As Tony was still ploughing on with our first VAT return,
I had to go to the Ice Cream Alliance’s Exhibition alone. As this would be the only chance we’d get to visit the show, we decided I should go on my own rather than miss it altogether – too much of an opportunity & certainly providing potential food for thought (literally!).
I left Tony to do the milking & set off for Birmingham’s National Exhibition Centre, going along the M4 & then up along the Heads of the Valleys road, a well-chosen route as it was a lovely, sunny day & the forests which skirt the lower valleys & further along near the lovely hills of Abergavenny, were resplendent in a tapestry of rich autumnal colour.
The show was quieter than I’d anticipated; however this meant I had plenty of opportunity to look & learn about the art of ice cream. And it certainly is turning into an art form – I was amazed at the diversity of colour, flavours & fruits, wafers, chocolate sculptures & sprinkles with which the Italians in particular, now embellish the humble cornet.
We however, are looking to travel our business in exactly the opposite direction – foolhardy or not. We want to go back to ice cream which is simple & traditional, made with just a few natural ingredients (no artificial additives allowed!) but really bringing out the depth & complexity of the flavours; married to the luscious, light creaminess of the goats’ milk. We feel that it would be completely wrong to overdress & overprocess what is a natural, healthy milk which offers so many benefits for sufferers of a variety of allergies, including lactose intolerance, asthma etc; & we are looking at reducing sugar levels without losing taste by using different types of sweetening foods, & not by pumping in chemical saccharines. Thus – in homage to my dear, departed sister Melissa; & for my father & our friend & neighbour, Lloyd – we intend to produce a diabetic-friendly food. Are we doing the right thing, going for simple freshness & flavour rather than ‘wow’ factor visual appeal?

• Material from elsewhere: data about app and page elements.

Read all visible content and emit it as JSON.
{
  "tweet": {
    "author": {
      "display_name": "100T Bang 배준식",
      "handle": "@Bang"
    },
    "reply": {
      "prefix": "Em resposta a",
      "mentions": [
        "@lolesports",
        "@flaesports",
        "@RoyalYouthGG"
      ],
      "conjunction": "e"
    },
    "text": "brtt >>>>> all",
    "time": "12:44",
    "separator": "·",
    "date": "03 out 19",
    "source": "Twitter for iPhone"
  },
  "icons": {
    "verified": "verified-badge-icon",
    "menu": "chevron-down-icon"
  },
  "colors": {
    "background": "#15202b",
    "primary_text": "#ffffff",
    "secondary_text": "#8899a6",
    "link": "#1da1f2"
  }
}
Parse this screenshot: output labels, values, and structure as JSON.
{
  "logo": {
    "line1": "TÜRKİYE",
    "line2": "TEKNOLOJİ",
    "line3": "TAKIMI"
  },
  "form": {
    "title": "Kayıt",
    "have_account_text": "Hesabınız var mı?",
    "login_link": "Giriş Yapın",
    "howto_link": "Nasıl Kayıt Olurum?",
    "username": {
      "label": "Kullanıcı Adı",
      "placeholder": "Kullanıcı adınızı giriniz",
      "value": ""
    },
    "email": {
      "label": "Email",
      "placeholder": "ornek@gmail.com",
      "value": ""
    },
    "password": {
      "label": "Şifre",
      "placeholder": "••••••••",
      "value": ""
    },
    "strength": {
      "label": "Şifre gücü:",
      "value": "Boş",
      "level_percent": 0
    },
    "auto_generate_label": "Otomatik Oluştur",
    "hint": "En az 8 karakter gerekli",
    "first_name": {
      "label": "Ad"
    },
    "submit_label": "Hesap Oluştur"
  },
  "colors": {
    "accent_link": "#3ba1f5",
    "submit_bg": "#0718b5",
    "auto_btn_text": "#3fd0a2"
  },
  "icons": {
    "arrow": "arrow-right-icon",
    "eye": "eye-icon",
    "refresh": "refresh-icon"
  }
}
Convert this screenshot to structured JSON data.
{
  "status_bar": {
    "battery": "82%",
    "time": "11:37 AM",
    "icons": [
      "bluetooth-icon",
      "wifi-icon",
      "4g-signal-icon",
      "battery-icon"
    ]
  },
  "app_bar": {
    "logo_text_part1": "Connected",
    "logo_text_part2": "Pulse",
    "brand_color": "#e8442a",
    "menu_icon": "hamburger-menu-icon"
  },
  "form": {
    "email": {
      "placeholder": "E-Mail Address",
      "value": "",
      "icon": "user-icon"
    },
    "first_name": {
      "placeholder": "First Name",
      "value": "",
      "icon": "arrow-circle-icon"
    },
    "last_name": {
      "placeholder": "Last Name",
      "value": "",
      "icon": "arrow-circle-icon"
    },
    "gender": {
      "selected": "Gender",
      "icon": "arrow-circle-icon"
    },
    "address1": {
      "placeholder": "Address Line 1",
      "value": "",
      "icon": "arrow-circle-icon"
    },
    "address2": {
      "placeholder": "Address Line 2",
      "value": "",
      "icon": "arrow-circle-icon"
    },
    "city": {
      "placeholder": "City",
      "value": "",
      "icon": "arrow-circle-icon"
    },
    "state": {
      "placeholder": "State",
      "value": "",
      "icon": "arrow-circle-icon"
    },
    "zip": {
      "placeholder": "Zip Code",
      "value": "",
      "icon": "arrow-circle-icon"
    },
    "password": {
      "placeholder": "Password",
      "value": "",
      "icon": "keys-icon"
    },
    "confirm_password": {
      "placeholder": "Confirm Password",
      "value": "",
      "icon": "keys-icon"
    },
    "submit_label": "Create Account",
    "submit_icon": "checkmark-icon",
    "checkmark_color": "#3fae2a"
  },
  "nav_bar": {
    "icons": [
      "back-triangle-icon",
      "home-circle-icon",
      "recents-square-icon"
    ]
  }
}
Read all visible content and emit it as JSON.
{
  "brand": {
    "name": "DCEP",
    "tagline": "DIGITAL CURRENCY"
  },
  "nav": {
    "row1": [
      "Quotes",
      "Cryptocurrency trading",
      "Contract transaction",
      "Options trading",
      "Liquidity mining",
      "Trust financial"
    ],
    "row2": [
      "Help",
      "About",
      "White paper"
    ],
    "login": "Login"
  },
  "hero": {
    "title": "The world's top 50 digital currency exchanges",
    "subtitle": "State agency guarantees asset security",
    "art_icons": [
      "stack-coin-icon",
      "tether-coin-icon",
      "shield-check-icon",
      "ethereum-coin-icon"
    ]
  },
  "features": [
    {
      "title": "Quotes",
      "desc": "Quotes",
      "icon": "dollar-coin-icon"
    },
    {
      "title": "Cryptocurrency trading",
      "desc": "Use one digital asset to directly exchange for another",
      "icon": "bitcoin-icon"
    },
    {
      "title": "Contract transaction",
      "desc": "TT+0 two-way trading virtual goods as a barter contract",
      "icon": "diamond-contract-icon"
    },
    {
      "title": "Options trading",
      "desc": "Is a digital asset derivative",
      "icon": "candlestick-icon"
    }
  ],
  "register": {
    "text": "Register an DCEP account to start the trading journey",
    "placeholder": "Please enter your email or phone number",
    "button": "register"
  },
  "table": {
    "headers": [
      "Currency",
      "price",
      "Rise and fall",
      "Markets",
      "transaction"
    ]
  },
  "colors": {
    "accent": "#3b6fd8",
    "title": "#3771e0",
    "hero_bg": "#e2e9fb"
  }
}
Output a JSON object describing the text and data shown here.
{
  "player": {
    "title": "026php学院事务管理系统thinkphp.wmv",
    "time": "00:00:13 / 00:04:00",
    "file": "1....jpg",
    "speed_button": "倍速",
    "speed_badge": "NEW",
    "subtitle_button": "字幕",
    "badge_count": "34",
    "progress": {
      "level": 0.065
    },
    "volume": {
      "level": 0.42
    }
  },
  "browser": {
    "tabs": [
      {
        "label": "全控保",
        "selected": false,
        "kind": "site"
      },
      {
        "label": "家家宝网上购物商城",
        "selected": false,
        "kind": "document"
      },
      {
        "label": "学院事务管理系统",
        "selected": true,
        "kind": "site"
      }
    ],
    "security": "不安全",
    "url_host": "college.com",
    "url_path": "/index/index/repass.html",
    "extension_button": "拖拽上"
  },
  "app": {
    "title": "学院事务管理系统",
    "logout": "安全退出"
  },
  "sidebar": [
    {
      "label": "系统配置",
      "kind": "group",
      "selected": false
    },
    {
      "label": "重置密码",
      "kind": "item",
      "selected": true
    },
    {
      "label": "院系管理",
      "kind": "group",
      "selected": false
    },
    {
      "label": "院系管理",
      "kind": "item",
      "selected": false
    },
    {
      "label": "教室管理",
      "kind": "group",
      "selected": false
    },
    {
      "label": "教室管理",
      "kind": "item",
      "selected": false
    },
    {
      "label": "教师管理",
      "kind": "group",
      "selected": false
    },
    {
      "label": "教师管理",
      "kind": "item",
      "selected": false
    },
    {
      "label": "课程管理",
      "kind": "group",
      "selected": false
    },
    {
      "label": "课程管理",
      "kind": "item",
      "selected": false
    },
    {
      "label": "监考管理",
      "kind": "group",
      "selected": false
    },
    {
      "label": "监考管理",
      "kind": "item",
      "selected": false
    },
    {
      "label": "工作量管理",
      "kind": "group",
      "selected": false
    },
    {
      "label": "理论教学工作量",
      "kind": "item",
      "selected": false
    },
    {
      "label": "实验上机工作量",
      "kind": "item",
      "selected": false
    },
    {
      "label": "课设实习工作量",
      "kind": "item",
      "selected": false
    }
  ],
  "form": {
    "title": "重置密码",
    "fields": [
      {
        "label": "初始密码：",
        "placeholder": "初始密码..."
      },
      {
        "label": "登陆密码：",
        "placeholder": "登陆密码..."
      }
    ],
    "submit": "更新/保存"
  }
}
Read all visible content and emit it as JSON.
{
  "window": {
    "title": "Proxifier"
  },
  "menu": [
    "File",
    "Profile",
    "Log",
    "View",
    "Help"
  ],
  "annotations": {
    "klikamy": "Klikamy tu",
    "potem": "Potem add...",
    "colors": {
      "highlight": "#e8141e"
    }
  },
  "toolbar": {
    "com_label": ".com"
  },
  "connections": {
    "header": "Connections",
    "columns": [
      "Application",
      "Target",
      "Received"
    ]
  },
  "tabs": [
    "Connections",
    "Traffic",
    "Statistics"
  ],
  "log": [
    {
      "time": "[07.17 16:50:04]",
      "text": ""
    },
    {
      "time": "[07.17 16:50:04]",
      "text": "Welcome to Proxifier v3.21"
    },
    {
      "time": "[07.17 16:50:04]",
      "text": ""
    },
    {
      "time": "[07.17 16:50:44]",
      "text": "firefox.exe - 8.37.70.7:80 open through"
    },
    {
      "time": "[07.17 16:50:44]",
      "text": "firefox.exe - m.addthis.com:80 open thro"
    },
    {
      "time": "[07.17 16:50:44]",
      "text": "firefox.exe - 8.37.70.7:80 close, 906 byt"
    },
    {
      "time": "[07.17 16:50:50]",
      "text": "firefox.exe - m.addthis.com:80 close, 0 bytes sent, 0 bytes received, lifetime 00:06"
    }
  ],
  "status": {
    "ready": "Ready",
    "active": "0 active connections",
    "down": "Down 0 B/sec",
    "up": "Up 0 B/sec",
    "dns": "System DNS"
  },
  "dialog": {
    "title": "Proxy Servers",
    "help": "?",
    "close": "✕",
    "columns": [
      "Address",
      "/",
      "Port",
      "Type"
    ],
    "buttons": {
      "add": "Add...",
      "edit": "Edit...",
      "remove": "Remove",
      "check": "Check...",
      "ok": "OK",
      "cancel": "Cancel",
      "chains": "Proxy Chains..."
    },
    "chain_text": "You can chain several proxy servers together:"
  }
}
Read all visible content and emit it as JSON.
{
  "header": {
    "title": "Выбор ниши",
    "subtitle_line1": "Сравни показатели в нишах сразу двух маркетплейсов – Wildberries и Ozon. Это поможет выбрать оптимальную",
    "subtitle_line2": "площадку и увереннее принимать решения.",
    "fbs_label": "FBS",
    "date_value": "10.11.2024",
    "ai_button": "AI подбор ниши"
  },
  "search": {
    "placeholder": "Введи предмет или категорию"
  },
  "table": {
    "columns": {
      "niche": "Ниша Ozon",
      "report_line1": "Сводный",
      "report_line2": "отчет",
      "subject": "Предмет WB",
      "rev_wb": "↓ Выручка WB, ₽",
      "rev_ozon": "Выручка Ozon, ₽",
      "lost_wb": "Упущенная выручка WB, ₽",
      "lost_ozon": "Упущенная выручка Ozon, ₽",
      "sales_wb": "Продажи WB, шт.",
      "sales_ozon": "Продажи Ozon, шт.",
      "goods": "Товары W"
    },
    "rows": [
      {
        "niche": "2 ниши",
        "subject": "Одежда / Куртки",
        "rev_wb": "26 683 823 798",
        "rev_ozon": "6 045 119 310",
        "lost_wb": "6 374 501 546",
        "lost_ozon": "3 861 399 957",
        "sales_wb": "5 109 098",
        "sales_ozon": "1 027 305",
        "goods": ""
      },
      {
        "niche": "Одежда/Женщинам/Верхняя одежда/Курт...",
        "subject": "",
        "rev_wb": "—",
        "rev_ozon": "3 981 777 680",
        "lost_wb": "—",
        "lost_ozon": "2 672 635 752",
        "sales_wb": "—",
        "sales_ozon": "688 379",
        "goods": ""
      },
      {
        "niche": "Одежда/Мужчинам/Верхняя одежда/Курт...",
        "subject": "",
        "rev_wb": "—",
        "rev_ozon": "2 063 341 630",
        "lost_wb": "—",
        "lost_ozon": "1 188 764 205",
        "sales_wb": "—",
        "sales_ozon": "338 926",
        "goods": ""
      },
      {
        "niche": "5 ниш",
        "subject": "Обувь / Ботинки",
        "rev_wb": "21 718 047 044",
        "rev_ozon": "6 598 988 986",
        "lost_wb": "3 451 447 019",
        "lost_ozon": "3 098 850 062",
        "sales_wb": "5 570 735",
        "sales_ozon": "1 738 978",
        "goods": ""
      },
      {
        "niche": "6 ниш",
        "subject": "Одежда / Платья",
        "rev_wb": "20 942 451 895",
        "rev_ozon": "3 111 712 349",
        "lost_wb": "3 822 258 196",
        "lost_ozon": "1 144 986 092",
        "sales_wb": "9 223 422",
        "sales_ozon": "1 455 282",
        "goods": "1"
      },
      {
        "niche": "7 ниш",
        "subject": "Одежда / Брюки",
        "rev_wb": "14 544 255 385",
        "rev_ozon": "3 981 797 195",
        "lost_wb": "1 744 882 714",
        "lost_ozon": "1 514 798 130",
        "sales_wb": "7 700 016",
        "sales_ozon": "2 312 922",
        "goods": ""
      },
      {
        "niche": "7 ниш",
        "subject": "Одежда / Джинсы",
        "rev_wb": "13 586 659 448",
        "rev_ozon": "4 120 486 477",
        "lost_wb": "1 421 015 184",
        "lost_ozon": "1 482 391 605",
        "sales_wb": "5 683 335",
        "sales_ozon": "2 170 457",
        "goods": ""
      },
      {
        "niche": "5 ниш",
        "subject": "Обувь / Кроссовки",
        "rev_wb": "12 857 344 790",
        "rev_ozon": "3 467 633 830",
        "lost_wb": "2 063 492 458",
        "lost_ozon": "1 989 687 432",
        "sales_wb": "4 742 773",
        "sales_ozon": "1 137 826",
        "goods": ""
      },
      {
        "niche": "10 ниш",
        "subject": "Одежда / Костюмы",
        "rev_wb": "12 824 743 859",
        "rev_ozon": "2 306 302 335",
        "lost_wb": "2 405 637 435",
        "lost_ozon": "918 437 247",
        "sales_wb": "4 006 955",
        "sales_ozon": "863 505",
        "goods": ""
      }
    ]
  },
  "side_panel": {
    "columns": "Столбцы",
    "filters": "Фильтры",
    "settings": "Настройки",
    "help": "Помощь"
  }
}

So, with the various exhibitors, I discussed things such as equipment required, natural flavourings (some of which I am very excited about), packaging, storage & transportation; & discovered a great deal. It certainly set me to thinking very hard, on the four-hour drive back home. As I hadn’t left the exhibition until a while after it closed, having been discussing general start-up options & areas of diversification with John, the very knowledgeable & enthusiastic director of an equipment provider in Hereford who has just set up his own Ice Cream Academy, I didn’t get back on the road until almost 7pm.
After the long, dark drive home I was certainly glad to get back & relax with a cup of tea, just before 11pm, having made good time in spite of taking my leisure on the return route. Relieved to have successfully completed & posted the VAT return, Tony was relaxed & chatty despite now having to get his nose stuck back in the books to revise for Yet Another Impending Flying Exam. And so, we discussed at length the issues I came across today. We are now definitely of the convicition that we must grasp this opportunity & for the time being make ice cream our headline product: the crux of the matter, is that this is where we have the greatest market potential at present.
However, I will continue with my cheesemaking albeit on a smaller scale for now, to maintain our diversification as well as to ‘keep my hand in’ (plus I just love the alchemy of transforming foaming, creamy milk into solid little logs of crumbly Carn Ingli, buttery Budloy Brie or a velvet-smooth, semi-hard Henllys – recipes to follow….!).
Hours later & with my mind still buzzing, we retired to bed; me happily clutching an excellent book on (you guessed it) making ice cream which had arrived in today’s post, before I fell into fitful slumber, the peaks of the Preselis turning into mounds of snowy confection in my restless dreams.